■ Task prompt ■
Each line of the listing is to be retyped exactly as given.

■ Material shown ■
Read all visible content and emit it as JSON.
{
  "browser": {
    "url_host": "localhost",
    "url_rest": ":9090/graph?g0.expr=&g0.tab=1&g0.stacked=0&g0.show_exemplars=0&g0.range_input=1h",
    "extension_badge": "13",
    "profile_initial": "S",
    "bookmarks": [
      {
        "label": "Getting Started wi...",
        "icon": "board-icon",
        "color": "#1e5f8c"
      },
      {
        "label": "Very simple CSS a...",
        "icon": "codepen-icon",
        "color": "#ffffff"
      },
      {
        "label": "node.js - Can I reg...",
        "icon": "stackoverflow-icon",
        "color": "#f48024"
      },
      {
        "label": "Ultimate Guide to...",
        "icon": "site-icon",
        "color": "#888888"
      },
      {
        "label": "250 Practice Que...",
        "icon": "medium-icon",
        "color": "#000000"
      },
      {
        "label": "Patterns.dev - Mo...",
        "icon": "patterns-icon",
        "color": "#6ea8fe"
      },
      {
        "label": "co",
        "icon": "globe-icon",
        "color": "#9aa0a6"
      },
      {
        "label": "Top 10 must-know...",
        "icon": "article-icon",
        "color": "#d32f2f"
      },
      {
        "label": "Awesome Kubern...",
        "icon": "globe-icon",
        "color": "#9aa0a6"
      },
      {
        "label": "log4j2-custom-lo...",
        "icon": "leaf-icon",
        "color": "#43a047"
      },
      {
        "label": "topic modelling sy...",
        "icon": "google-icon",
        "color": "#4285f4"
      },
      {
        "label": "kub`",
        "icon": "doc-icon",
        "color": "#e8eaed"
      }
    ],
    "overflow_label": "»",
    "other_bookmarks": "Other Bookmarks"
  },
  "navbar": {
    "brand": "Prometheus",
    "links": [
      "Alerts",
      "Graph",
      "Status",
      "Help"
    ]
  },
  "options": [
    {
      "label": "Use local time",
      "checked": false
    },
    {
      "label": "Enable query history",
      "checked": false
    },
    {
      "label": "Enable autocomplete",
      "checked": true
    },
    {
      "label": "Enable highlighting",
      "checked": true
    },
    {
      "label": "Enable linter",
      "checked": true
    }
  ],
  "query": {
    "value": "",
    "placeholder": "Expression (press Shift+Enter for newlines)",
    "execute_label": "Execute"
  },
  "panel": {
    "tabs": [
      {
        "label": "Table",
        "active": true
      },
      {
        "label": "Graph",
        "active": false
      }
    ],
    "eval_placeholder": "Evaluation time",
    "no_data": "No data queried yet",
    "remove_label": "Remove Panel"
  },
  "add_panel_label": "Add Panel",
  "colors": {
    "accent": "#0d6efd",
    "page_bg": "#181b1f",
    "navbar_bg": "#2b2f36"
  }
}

■ Response ■
Read all visible content and emit it as JSON.
{
  "browser": {
    "url_host": "localhost",
    "url_rest": ":9090/graph?g0.expr=&g0.tab=1&g0.stacked=0&g0.show_exemplars=0&g0.range_input=1h",
    "extension_badge": "13",
    "profile_initial": "S",
    "bookmarks": [
      {
        "label": "Getting Started wi...",
        "icon": "board-icon",
        "color": "#1e5f8c"
      },
      {
        "label": "Very simple CSS a...",
        "icon": "codepen-icon",
        "color": "#ffffff"
      },
      {
        "label": "node.js - Can I reg...",
        "icon": "stackoverflow-icon",
        "color": "#f48024"
      },
      {
        "label": "Ultimate Guide to...",
        "icon": "site-icon",
        "color": "#888888"
      },
      {
        "label": "250 Practice Que...",
        "icon": "medium-icon",
        "color": "#000000"
      },
      {
        "label": "Patterns.dev - Mo...",
        "icon": "patterns-icon",
        "color": "#6ea8fe"
      },
      {
        "label": "co",
        "icon": "globe-icon",
        "color": "#9aa0a6"
      },
      {
        "label": "Top 10 must-know...",
        "icon": "article-icon",
        "color": "#d32f2f"
      },
      {
        "label": "Awesome Kubern...",
        "icon": "globe-icon",
        "color": "#9aa0a6"
      },
      {
        "label": "log4j2-custom-lo...",
        "icon": "leaf-icon",
        "color": "#43a047"
      },
      {
        "label": "topic modelling sy...",
        "icon": "google-icon",
        "color": "#4285f4"
      },
      {
        "label": "kub`",
        "icon": "doc-icon",
        "color": "#e8eaed"
      }
    ],
    "overflow_label": "»",
    "other_bookmarks": "Other Bookmarks"
  },
  "navbar": {
    "brand": "Prometheus",
    "links": [
      "Alerts",
      "Graph",
      "Status",
      "Help"
    ]
  },
  "options": [
    {
      "label": "Use local time",
      "checked": false
    },
    {
      "label": "Enable query history",
      "checked": false
    },
    {
      "label": "Enable autocomplete",
      "checked": true
    },
    {
      "label": "Enable highlighting",
      "checked": true
    },
    {
      "label": "Enable linter",
      "checked": true
    }
  ],
  "query": {
    "value": "",
    "placeholder": "Expression (press Shift+Enter for newlines)",
    "execute_label": "Execute"
  },
  "panel": {
    "tabs": [
      {
        "label": "Table",
        "active": true
      },
      {
        "label": "Graph",
        "active": false
      }
    ],
    "eval_placeholder": "Evaluation time",
    "no_data": "No data queried yet",
    "remove_label": "Remove Panel"
  },
  "add_panel_label": "Add Panel",
  "colors": {
    "accent": "#0d6efd",
    "page_bg": "#181b1f",
    "navbar_bg": "#2b2f36"
  }
}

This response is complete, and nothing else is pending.